Cpl Roman F. Klick 36620923
Co "A", 353rd Engr Regt
A.P.O. #502, c/o Postmaster
San Francisco, California
July 30, 1943

Dear Aunty Clara,

Not only did I not fulfill my expectations in writing three other letters last night but I also failed to write one to you. The show which was scheduled to play was "The American Empire" with Richard Dix, Preston Foster and Frances Gifford. In addition to that movie, Lt Yantis made an announcement that at the completion of the show there would be a five minute intermission and then the second show would begin. He had brought back "Commandos Strike at Dawn" so that those who had seen only half of the film the night before could now see the complete show. However good that all sounded it was not to be. The first picture had not gone on for more than twenty minutes when the same thing happened as the other night. The various bulbs in the machine burned out and that was all there was to it. The evening was not a complete flop, however, because Thursday night was the band night and they entertained us for a good hour.

This morning Lt Yantis was met with a stony silence from the clerks. We had been cautioned in advance that he wished to hear nothing of this second fiasco at the movies. Well, the silence proved more unbearable than sharp criticism and his first words were, "I had nothing to do with it. It was the fault of the electricity." We said that we hadn't even opened our mouths yet blamed him for anything. To that he said that he knew just what we were thinking. It all ended in good natured laughter as he explained how he had been getting cold stares not only from all the enlisted men but even from the officers themselves.

I received two letters from you yesterday afternoon. They were dated the 18th and the 19th of July. I meant to come back to the office right after the show to write you an answer but I was just plain tired and laid down on the cot. The next thing I knew I was waking up once again and it was eleven o'clock at night; therefore, I made up my bed and went to sleep.

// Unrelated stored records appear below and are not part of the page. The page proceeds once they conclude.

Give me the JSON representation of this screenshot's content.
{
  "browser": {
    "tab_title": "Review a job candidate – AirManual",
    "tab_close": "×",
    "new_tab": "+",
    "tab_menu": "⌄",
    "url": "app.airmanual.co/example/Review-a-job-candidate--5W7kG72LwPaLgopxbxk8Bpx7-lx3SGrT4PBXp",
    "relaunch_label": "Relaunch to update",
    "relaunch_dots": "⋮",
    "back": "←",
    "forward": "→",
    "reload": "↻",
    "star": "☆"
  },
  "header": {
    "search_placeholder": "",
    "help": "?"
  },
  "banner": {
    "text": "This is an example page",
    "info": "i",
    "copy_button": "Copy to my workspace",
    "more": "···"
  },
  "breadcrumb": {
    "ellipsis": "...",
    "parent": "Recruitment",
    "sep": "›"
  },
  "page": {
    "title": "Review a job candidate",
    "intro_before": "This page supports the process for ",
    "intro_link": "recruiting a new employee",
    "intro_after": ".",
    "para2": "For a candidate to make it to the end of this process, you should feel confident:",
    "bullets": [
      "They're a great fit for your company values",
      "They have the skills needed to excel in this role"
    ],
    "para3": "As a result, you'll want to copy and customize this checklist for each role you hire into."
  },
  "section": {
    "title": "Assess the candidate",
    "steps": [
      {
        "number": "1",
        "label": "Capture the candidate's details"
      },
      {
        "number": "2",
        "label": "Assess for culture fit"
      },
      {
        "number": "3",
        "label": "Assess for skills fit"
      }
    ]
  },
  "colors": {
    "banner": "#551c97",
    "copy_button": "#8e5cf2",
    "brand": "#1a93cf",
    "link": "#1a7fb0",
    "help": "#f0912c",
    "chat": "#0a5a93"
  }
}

So the author of "One Man's Family" could not bear to see Nicky killed off. Let's hope that the new Nicholas Lacy's voice is just as good and as spirited as the old one. You mentioned Aunty Florence getting the record "Sweet Leilani" and "In Blue Hawaii". Well, for the first few days after leaving the United States the latter song was somewhat of a theme for it was sung over and over again as we sailed along in the early hours of the evening. Later on when it was pretty definitely ascertained that we were going to the other side of the globe, we sort of dropped it.

You were afraid to mention the Polish word by which I only know my grandfather for fear that it would be a foreign word, not understood and therefore censored. You needn't worry about that for it is only on my end of the correspondence which care must be taken not to include foreign words. You will notice that since the censorship began, I have not once inserted the usual French phrases or words which I had been inclined to do in the days gone by. There is a method by which foreign worded letters can be censored but it is bothersome to everyone concerned, the individual, the unit censor, the base censor, and the recipient of the letter. On the other hand letters from the States to the soldier does not have any restriction placed upon it as far as we know.

Just the other day I noticed how dark my arms had gotten. Compared with any former suntan of mine they must now be almost black; but it seems that I am white when compared with other soldiers who have occasion to be in the sun the entire day. Working in an office out here is just like back home. The only tan you get is on Sunday's and at noon.

/s/ Roman